Exercise data Start Marker

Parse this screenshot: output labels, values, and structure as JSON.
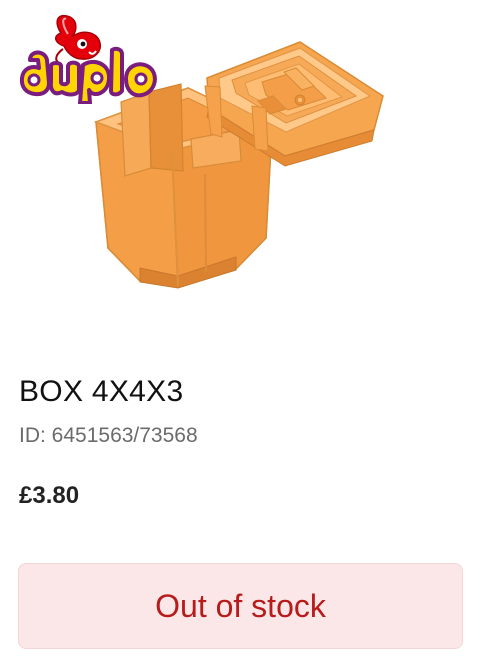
{
  "product": {
    "brand_logo_text": "duplo",
    "image_icon": "orange-box-with-hinged-lid",
    "title": "BOX 4X4X3",
    "id_text": "ID: 6451563/73568",
    "price": "£3.80",
    "stock_status": "Out of stock"
  },
  "colors": {
    "box_orange": "#F7A34B",
    "box_shadow": "#E58E2E",
    "logo_yellow": "#FFD400",
    "logo_red": "#E3000B",
    "logo_purple": "#7A1D7F",
    "status_text": "#B71B1B",
    "status_background": "#FBE7E7"
  }
}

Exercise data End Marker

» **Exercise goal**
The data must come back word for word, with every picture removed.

» **Solution to this problem**
Parse this screenshot: output labels, values, and structure as JSON.
{
  "product": {
    "brand_logo_text": "duplo",
    "image_icon": "orange-box-with-hinged-lid",
    "title": "BOX 4X4X3",
    "id_text": "ID: 6451563/73568",
    "price": "£3.80",
    "stock_status": "Out of stock"
  },
  "colors": {
    "box_orange": "#F7A34B",
    "box_shadow": "#E58E2E",
    "logo_yellow": "#FFD400",
    "logo_red": "#E3000B",
    "logo_purple": "#7A1D7F",
    "status_text": "#B71B1B",
    "status_background": "#FBE7E7"
  }
}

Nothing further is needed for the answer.